There is no doubt that the changes made to credit loss accounting as a result of the new accounting standard update will have a significant impact on most financial institutions who will have to deal with potential increases in reserve amounts, while simultaneously navigating the increased cost and complexity of calculating the reserve. As evidenced above, there are substantial questions all entities must work through as part of the implementation process, and getting an early start by creating an implementation team, assessing personnel resources and involving outside professionals where necessary, is key to planning for the change required by the new standard.

About the Authors

Neeriemer is a partner in the DHG Financial Services practice. Will has more than 15 years of experience in providing attest and advisory services to financial institutions. He has extensive experience with the accounting and auditing issues related to mergers and acquisitions, mortgage banking and complex valuations. Will currently serves as the professional practice partner for the financial services group, where he is a resource on complex accounting and auditing matters for all the financial services engagement teams.

McGregor Holmes is a manager in the DHG Financial Services practice. McGregor’s primary experience includes audit, advisory and compliance assistance for clients ranging from small local companies to super-regional public companies.
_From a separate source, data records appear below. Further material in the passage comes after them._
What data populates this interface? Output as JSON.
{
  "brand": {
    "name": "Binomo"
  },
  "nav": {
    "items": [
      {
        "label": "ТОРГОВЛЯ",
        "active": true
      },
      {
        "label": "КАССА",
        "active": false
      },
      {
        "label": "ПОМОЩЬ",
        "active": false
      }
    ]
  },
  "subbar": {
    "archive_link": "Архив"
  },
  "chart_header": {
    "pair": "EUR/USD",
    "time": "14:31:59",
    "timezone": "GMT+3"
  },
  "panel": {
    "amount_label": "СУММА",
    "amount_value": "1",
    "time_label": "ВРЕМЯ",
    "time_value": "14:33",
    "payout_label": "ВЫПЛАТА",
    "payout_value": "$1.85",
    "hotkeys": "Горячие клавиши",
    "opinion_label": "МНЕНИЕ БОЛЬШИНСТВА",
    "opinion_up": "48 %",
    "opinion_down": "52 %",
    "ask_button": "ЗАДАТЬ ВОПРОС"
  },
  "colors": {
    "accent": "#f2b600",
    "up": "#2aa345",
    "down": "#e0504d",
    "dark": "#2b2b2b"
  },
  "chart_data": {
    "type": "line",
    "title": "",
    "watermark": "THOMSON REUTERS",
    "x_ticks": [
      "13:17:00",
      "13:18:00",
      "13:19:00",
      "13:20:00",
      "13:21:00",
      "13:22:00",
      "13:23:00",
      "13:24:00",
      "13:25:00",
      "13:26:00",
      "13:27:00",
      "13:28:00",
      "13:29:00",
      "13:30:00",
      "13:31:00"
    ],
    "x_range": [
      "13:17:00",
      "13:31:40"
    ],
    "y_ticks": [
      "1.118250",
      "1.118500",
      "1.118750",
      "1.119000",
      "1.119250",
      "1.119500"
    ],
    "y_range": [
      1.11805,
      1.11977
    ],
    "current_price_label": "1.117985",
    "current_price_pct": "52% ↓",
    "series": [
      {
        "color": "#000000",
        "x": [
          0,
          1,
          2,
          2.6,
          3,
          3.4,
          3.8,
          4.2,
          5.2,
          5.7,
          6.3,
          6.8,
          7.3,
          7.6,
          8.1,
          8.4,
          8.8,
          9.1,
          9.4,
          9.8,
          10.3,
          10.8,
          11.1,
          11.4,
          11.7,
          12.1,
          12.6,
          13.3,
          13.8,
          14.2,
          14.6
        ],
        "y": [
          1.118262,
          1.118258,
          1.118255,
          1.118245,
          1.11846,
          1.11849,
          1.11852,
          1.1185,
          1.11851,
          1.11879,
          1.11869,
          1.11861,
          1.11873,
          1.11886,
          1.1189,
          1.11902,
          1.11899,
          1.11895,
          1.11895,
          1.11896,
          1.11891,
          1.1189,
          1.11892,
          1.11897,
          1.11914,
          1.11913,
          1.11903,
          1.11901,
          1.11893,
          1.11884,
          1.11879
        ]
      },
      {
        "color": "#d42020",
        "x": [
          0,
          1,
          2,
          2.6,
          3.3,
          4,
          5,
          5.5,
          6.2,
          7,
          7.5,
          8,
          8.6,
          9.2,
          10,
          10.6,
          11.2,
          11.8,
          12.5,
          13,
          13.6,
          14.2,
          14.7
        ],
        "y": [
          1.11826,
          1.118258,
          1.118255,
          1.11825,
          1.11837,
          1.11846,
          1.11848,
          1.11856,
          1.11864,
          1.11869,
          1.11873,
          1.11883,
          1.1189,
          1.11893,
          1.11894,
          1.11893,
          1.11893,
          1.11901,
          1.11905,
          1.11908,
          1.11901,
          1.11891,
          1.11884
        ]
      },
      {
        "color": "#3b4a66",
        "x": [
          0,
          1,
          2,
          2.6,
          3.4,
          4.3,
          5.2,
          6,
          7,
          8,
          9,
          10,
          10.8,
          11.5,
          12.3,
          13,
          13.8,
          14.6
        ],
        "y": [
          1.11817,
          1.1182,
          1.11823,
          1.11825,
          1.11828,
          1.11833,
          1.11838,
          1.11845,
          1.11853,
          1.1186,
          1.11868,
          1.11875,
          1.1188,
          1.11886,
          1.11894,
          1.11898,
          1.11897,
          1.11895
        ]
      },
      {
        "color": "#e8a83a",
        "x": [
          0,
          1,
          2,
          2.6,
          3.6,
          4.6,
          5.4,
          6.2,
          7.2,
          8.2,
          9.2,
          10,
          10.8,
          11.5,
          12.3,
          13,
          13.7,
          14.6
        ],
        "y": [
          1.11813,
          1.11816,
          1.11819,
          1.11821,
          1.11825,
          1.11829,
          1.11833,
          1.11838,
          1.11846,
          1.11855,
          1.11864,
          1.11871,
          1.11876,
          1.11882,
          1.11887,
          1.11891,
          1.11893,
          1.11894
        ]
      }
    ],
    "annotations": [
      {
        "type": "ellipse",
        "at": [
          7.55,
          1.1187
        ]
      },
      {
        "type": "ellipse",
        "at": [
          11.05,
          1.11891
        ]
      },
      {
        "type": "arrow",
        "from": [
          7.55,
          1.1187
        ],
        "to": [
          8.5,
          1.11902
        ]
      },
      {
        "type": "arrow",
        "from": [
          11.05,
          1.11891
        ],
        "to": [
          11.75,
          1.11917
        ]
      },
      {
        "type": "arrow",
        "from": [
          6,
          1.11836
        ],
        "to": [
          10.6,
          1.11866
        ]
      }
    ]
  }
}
Che Carrasquillo is a manager in the DHG Financial Services practice where he serves on external audit engagements for both public and private entities. In addition to his external audit responsibilities, Che manages the delivery of internal audit, ACH compliance audit, Sarbanes-Oxley and FDICIA services to community and regional financial institutions.